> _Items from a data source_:
^^^^^^^^

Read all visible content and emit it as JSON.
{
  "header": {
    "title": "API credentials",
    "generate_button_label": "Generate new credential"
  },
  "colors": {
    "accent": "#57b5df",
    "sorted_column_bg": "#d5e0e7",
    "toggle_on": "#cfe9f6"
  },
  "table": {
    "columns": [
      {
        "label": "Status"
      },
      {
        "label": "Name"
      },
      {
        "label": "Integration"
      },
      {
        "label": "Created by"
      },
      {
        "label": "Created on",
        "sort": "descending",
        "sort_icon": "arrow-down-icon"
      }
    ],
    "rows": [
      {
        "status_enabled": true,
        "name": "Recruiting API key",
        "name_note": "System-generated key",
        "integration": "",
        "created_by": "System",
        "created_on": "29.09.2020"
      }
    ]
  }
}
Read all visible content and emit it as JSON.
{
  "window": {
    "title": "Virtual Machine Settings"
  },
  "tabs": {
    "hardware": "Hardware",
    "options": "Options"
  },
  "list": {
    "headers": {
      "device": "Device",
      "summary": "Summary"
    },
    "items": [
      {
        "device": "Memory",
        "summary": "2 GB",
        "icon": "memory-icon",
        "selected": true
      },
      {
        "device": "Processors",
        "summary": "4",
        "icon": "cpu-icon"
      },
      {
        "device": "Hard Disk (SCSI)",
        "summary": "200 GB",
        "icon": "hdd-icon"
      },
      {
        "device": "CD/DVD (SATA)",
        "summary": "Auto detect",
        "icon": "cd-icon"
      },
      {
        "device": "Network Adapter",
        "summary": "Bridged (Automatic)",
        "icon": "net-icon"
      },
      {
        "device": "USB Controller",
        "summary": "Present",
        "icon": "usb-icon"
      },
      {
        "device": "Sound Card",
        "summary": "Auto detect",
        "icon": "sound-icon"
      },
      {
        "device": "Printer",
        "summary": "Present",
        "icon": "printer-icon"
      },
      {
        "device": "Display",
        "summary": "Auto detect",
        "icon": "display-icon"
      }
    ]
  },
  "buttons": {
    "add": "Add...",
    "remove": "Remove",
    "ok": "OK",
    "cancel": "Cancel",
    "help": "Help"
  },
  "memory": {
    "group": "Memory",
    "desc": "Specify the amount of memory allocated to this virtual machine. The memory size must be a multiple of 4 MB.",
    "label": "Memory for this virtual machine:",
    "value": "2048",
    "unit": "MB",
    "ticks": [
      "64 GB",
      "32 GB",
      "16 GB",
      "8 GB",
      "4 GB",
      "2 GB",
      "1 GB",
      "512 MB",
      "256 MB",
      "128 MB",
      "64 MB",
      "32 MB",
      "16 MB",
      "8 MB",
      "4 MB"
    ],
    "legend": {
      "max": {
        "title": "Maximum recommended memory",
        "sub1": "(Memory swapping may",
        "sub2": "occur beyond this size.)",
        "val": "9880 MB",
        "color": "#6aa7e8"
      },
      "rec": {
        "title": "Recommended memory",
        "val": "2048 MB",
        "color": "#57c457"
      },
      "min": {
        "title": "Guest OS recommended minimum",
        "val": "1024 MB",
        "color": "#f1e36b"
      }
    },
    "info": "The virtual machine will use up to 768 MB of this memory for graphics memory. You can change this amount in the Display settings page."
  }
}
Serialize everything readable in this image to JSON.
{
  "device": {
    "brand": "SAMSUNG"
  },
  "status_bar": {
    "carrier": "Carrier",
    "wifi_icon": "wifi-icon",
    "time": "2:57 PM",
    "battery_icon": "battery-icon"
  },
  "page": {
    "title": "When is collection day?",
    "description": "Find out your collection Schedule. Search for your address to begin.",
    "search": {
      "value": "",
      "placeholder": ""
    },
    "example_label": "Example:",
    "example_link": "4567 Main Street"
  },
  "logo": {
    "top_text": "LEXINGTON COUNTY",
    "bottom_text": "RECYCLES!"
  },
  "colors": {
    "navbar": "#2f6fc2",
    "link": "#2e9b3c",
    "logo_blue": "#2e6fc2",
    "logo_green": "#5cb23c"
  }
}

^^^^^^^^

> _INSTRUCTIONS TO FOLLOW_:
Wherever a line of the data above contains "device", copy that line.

> _EXERCISE RESPONSE_:
      "device": "Device",
        "device": "Memory",
        "device": "Processors",
        "device": "Hard Disk (SCSI)",
        "device": "CD/DVD (SATA)",
        "device": "Network Adapter",
        "device": "USB Controller",
        "device": "Sound Card",
        "device": "Printer",
        "device": "Display",
  "device": {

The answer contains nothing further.